  • Organizations that are actively engaging those they are working with to help guide the organization’s work and determine its goals.

Examples of potential grant requests include programs that address inequities with remote learning access, improve disciplinary policies and practices that impact students of color, and provide implicit bias training for educators.


In July 2022, BPI requested proposals that work toward advancing racial equity in education so that Black students and graduates can gain access, advance, and have the support needed to thrive.

  • Action4Equity: $15,000 to support a mentorship program for middle school boys of color using integrated and holistic behavioral and mental health components
  • Big 4 of Forsyth County: $15,000 to provide peer support groups, discussions, cultural activities, and education for students attending historically Black high schools
  • Carver High School: $15,000 to create constructive alternatives to exclusionary discipline practices by providing training in peer mediation, restorative practices, and implicit bias for students and teachers
  • Christ Kingdom Building Worship Center: $5,000 to provide food and supplies for a local summer Freedom School site
  • Grace Presbyterian Church, USA: $11,000 for a summer enrichment camp incorporating a multi-generational approach to youth mentorship
  • Kimberley Park Elementary School: $10,000 to engage retired teachers in weekly literacy interventions to improve student outcomes in kindergarten and first grade
  • LEAD Girls of North Carolina: $15,000 to support 40 girls in a year-round leadership and personal development program
  • Paisley IB Magnet School: $15,000 to launch a student-to-student mentoring program to build literacy skills
  • Read, Empower, and Distinguish (READ): $15,000 to train, equip, and empower parents with literacy skills to teach their children and prevent learning loss for Black and Brown students
  • Sherman Academy: $15,000 to support programming to increase academic achievement and build leadership skills, confidence, and high self-esteem in Black children
  • TCJ Motivations: $15,000 for a Black male mentorship, tutoring, and academic coaching program
  • Winston-Salem Freedom Schools: $5,000 to support strategic planning and evaluation for a collective of nine Freedom School sites
  • Authoring Action: $13,000 for Just Us, a creative writing and filmmaking program designed for justice-involved youth ages 12-17
  • Carter G. Woodson School: $13,000 to pilot a Restorative Justice program for 7th and 8th graders exploring alternative discipline policies to keep students in school and learning
  • Cook Literacy Model School: $13,000 for staff professional development in adverse childhood experiences, trauma-informed teaching, and restorative practices
  • Developing Future Leaders, Inc: $13,000 for the Core Pneuma initiative to provide personalized coaching to Black male WS/FCS students facing personal challenges.
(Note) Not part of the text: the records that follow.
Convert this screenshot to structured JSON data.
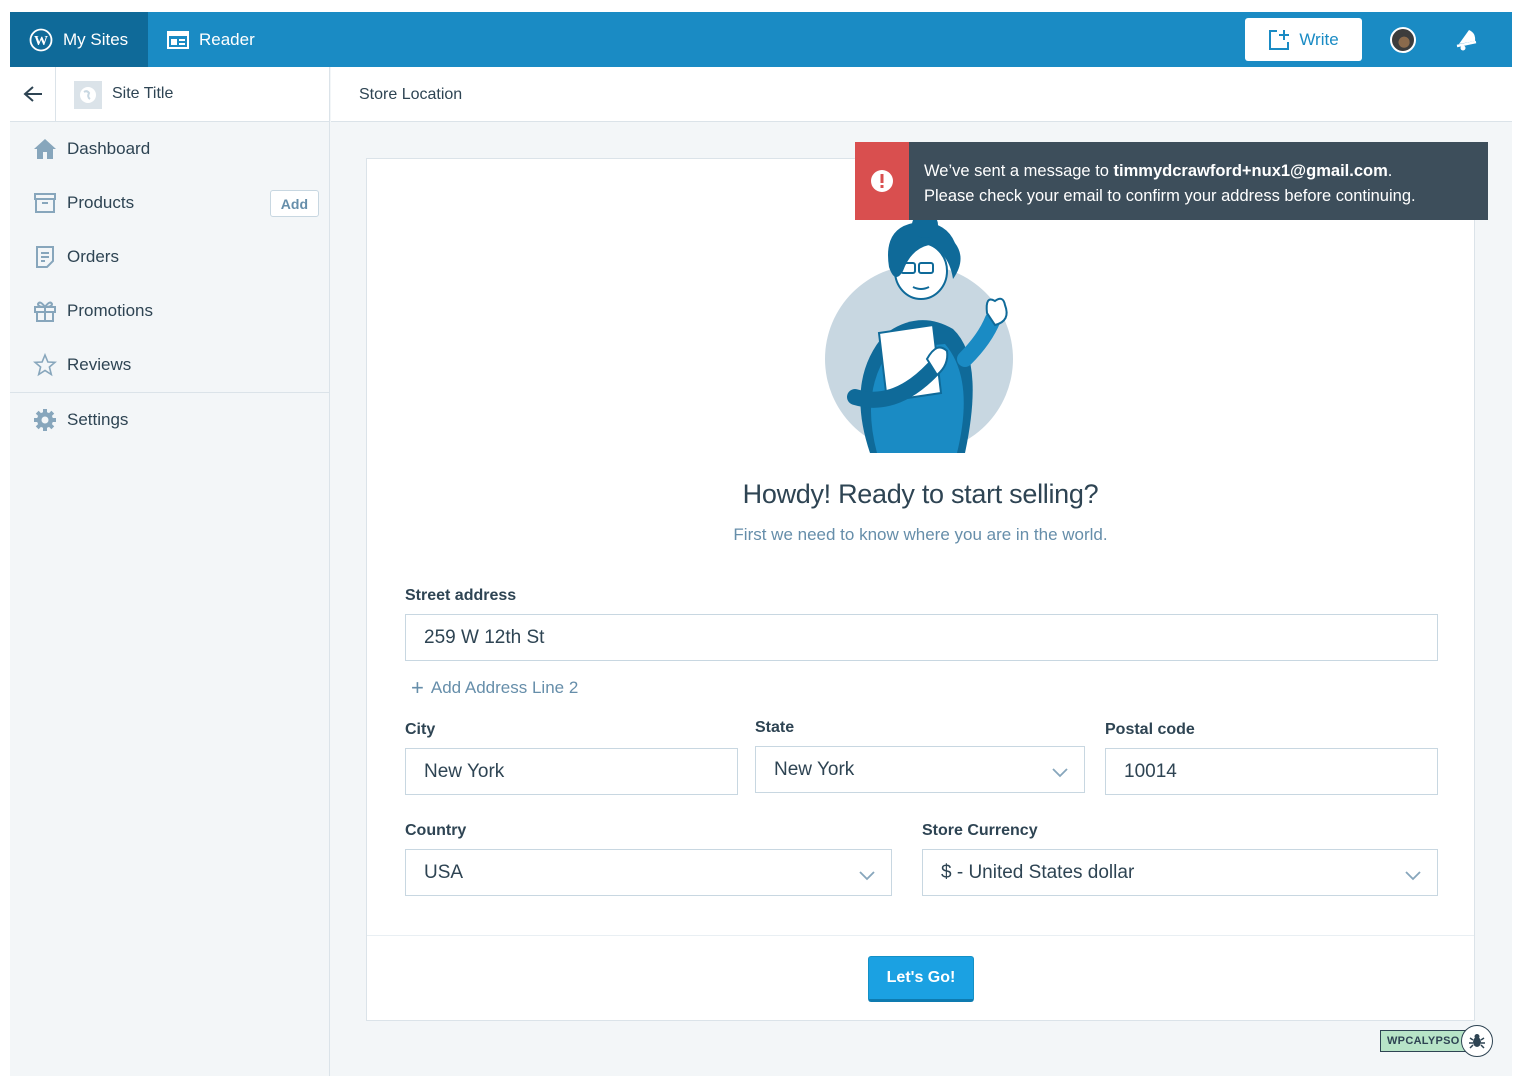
{
  "masterbar": {
    "my_sites": "My Sites",
    "reader": "Reader",
    "write": "Write",
    "icons": [
      "wordpress-logo-icon",
      "reader-icon",
      "write-icon",
      "avatar",
      "notifications-bell-icon"
    ],
    "colors": {
      "bar": "#1a8bc4",
      "active": "#0f6a99"
    }
  },
  "sidebar": {
    "site_title": "Site Title",
    "items": [
      {
        "label": "Dashboard",
        "icon": "house-icon"
      },
      {
        "label": "Products",
        "icon": "box-icon",
        "action": "Add"
      },
      {
        "label": "Orders",
        "icon": "document-icon"
      },
      {
        "label": "Promotions",
        "icon": "gift-icon"
      },
      {
        "label": "Reviews",
        "icon": "star-icon"
      },
      {
        "label": "Settings",
        "icon": "cog-icon"
      }
    ]
  },
  "header": {
    "title": "Store Location"
  },
  "notice": {
    "prefix": "We’ve sent a message to ",
    "email": "timmydcrawford+nux1@gmail.com",
    "suffix": ".",
    "line2": "Please check your email to confirm your address before continuing.",
    "colors": {
      "bg": "#3d4e5b",
      "status": "#d94f4f"
    }
  },
  "setup": {
    "headline": "Howdy! Ready to start selling?",
    "subline": "First we need to know where you are in the world.",
    "street_label": "Street address",
    "street_value": "259 W 12th St",
    "add_line2": "Add Address Line 2",
    "city_label": "City",
    "city_value": "New York",
    "state_label": "State",
    "state_value": "New York",
    "postal_label": "Postal code",
    "postal_value": "10014",
    "country_label": "Country",
    "country_value": "USA",
    "currency_label": "Store Currency",
    "currency_value": "$ - United States dollar",
    "submit": "Let's Go!",
    "colors": {
      "primary": "#1ba1e2"
    }
  },
  "debug": {
    "badge": "WPCALYPSO"
  }
}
Participants gain understanding and awareness of self-identity, self-trauma, self-control, and self-mapping
  • Konnoak Community Freedom School: $13,000 for a six-week summer literacy and enrichment program serving middle and high school students
  • Pathway Community Foundation: $13,000 for a five-month HBCU smart cities challenge engaging WSSU students to learn and build technology-driven solutions to benefit our community
  • TURN INC Community Development Corp: $13,000 for the Young Black Men Stepping Up male mentoring program for middle school boys to include a tutoring and enrichment component
  • WS RISE: $13,000 for the Academic Proficiency Recovery Program, providing students with customized learning plans, extended learning services, and family engagement support
  • YWCA of Winston-Salem and Forsyth County: $13,000 for the Best Choice Center STEM-focused summer camp fostering academic learning, self-esteem, and leadership.
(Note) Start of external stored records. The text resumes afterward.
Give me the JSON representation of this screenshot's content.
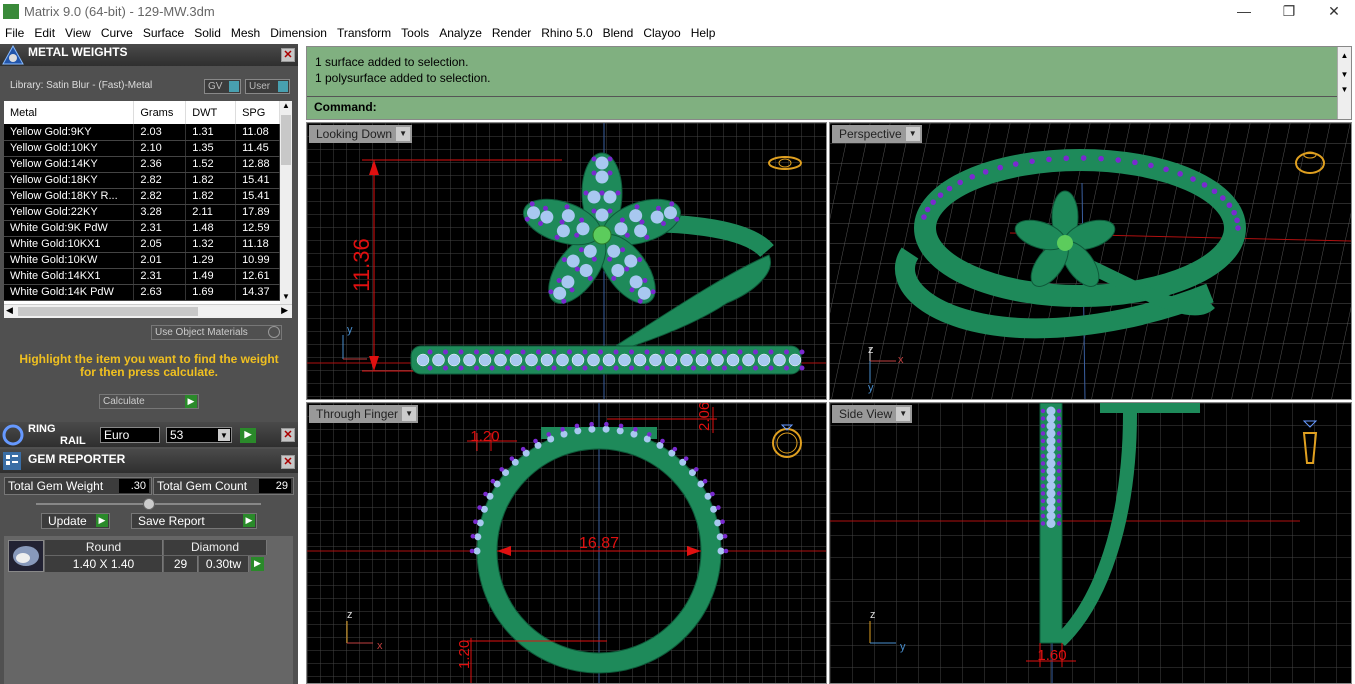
{
  "window": {
    "title": "Matrix 9.0 (64-bit) - 129-MW.3dm"
  },
  "menu": [
    "File",
    "Edit",
    "View",
    "Curve",
    "Surface",
    "Solid",
    "Mesh",
    "Dimension",
    "Transform",
    "Tools",
    "Analyze",
    "Render",
    "Rhino 5.0",
    "Blend",
    "Clayoo",
    "Help"
  ],
  "metal_weights": {
    "title": "METAL WEIGHTS",
    "library": "Library: Satin Blur - (Fast)-Metal",
    "toggle_gv": "GV",
    "toggle_user": "User",
    "columns": [
      "Metal",
      "Grams",
      "DWT",
      "SPG"
    ],
    "rows": [
      [
        "Yellow Gold:9KY",
        "2.03",
        "1.31",
        "11.08"
      ],
      [
        "Yellow Gold:10KY",
        "2.10",
        "1.35",
        "11.45"
      ],
      [
        "Yellow Gold:14KY",
        "2.36",
        "1.52",
        "12.88"
      ],
      [
        "Yellow Gold:18KY",
        "2.82",
        "1.82",
        "15.41"
      ],
      [
        "Yellow Gold:18KY R...",
        "2.82",
        "1.82",
        "15.41"
      ],
      [
        "Yellow Gold:22KY",
        "3.28",
        "2.11",
        "17.89"
      ],
      [
        "White Gold:9K PdW",
        "2.31",
        "1.48",
        "12.59"
      ],
      [
        "White Gold:10KX1",
        "2.05",
        "1.32",
        "11.18"
      ],
      [
        "White Gold:10KW",
        "2.01",
        "1.29",
        "10.99"
      ],
      [
        "White Gold:14KX1",
        "2.31",
        "1.49",
        "12.61"
      ],
      [
        "White Gold:14K PdW",
        "2.63",
        "1.69",
        "14.37"
      ]
    ],
    "use_object_materials": "Use Object Materials",
    "instruction": "Highlight the item you want to find the weight for then press calculate.",
    "calculate": "Calculate"
  },
  "ring_rail": {
    "title_line1": "RING",
    "title_line2": "RAIL",
    "system": "Euro",
    "size": "53"
  },
  "gem_reporter": {
    "title": "GEM REPORTER",
    "total_weight_label": "Total Gem Weight",
    "total_weight": ".30",
    "total_count_label": "Total Gem Count",
    "total_count": "29",
    "update": "Update",
    "save_report": "Save Report",
    "gem": {
      "cut": "Round",
      "type": "Diamond",
      "size": "1.40 X 1.40",
      "count": "29",
      "weight": "0.30tw"
    }
  },
  "command": {
    "history": [
      "1 surface added to selection.",
      "1 polysurface added to selection."
    ],
    "prompt": "Command:"
  },
  "viewports": {
    "top_left": {
      "label": "Looking Down",
      "dim": "11.36"
    },
    "top_right": {
      "label": "Perspective"
    },
    "bottom_left": {
      "label": "Through Finger",
      "dim_width": "1.20",
      "dim_top": "2.06",
      "dim_diameter": "16.87",
      "dim_bottom": "1.20"
    },
    "bottom_right": {
      "label": "Side View",
      "dim_width": "1.60"
    }
  },
  "axis": {
    "x": "x",
    "y": "y",
    "z": "z"
  },
  "colors": {
    "ring": "#1e8a5a",
    "gem": "#a8c8f0",
    "prong": "#7a2ad0",
    "dimension": "#e01010",
    "command_bg": "#80b080"
  }
}
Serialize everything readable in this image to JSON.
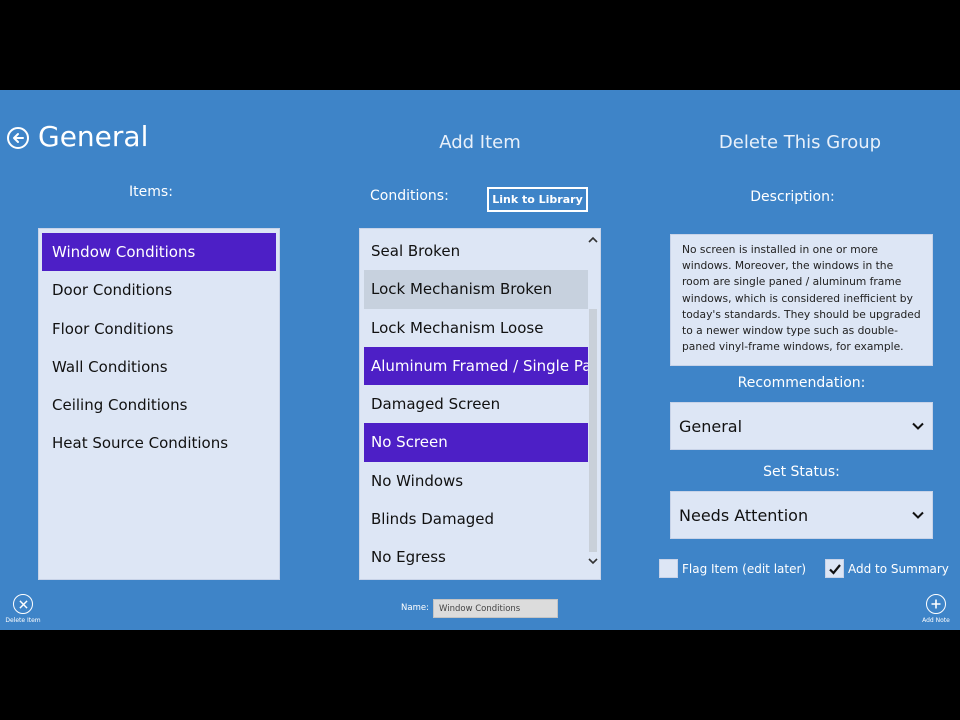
{
  "header": {
    "title": "General",
    "add_item": "Add Item",
    "delete_group": "Delete This Group"
  },
  "items_panel": {
    "label": "Items:",
    "items": [
      "Window Conditions",
      "Door Conditions",
      "Floor Conditions",
      "Wall Conditions",
      "Ceiling Conditions",
      "Heat Source Conditions"
    ],
    "selected_index": 0
  },
  "conditions_panel": {
    "label": "Conditions:",
    "link_button": "Link to Library",
    "items": [
      "Seal Broken",
      "Lock Mechanism Broken",
      "Lock Mechanism Loose",
      "Aluminum Framed / Single Pane",
      "Damaged Screen",
      "No Screen",
      "No Windows",
      "Blinds Damaged",
      "No Egress"
    ],
    "selected_indices": [
      3,
      5
    ],
    "hover_index": 1
  },
  "description": {
    "label": "Description:",
    "text": "No screen is installed in one or more windows. Moreover, the windows in the room are single paned / aluminum frame windows, which is considered inefficient by today's standards. They should be upgraded to a newer window type such as double-paned vinyl-frame windows, for example."
  },
  "recommendation": {
    "label": "Recommendation:",
    "value": "General"
  },
  "status": {
    "label": "Set Status:",
    "value": "Needs Attention"
  },
  "flags": {
    "flag_item_label": "Flag Item (edit later)",
    "flag_item_checked": false,
    "add_summary_label": "Add to Summary",
    "add_summary_checked": true
  },
  "appbar": {
    "delete_item_label": "Delete Item",
    "add_note_label": "Add Note",
    "name_label": "Name:",
    "name_value": "Window Conditions"
  },
  "colors": {
    "background": "#3e84c8",
    "panel": "#dde6f5",
    "selection": "#4d1fc6"
  }
}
Equity in Education Grant applications are considered once a year; applicants will receive a decision after a two to three-month review period.

Guidelines and application materials will be available again in Spring 2024.
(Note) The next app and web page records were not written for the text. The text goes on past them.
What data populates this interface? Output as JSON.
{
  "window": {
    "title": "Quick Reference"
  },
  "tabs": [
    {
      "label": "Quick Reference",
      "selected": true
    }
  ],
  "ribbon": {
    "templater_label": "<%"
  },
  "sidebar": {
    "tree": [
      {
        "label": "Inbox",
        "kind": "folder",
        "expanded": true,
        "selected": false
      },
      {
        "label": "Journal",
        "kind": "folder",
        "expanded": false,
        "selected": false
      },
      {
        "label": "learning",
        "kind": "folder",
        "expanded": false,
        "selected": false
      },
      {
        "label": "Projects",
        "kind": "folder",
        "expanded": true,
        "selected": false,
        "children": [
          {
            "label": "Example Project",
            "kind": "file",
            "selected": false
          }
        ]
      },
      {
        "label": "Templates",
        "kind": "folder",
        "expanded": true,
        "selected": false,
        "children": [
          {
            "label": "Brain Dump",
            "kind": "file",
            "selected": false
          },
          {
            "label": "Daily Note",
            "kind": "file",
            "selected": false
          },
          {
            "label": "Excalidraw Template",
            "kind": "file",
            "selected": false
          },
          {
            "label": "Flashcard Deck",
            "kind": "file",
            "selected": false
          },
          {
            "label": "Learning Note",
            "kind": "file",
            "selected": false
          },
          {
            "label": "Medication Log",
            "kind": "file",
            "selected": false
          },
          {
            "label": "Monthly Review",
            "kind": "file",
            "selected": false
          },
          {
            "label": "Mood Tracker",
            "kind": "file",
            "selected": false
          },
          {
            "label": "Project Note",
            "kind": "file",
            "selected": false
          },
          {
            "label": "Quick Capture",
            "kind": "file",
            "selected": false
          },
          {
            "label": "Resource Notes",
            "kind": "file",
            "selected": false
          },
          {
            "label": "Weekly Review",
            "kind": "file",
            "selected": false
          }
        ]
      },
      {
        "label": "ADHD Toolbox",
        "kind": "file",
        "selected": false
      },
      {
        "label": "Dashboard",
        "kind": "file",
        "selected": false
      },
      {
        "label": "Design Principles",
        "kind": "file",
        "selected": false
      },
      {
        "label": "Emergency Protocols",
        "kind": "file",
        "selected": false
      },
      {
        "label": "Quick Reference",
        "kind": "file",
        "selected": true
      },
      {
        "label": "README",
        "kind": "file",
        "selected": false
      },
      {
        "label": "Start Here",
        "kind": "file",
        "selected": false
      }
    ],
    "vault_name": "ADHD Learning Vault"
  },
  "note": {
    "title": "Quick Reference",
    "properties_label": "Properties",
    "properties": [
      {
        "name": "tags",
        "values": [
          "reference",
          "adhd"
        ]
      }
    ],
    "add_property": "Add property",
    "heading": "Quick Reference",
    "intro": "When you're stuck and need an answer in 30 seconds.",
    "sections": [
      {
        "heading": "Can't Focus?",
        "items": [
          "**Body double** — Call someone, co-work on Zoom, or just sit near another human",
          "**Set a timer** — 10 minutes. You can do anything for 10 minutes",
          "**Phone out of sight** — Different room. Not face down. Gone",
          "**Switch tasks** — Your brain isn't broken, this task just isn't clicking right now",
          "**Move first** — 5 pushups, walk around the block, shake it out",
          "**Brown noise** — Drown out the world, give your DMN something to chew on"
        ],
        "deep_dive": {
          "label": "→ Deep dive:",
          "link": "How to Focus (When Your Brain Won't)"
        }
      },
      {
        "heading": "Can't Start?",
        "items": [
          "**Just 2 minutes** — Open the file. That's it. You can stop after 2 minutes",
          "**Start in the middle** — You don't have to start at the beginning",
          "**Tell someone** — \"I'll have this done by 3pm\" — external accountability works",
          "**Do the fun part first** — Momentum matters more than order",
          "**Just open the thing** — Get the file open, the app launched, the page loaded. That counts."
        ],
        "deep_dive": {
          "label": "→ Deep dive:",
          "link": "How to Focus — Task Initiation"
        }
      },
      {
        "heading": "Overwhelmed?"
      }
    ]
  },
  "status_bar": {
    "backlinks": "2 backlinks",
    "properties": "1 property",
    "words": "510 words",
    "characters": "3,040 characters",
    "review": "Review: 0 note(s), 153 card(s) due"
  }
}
Do you have a proposal idea you'd like to discuss before you apply? We'd like to hear from you! Please contact us to schedule a conversation.  
for more information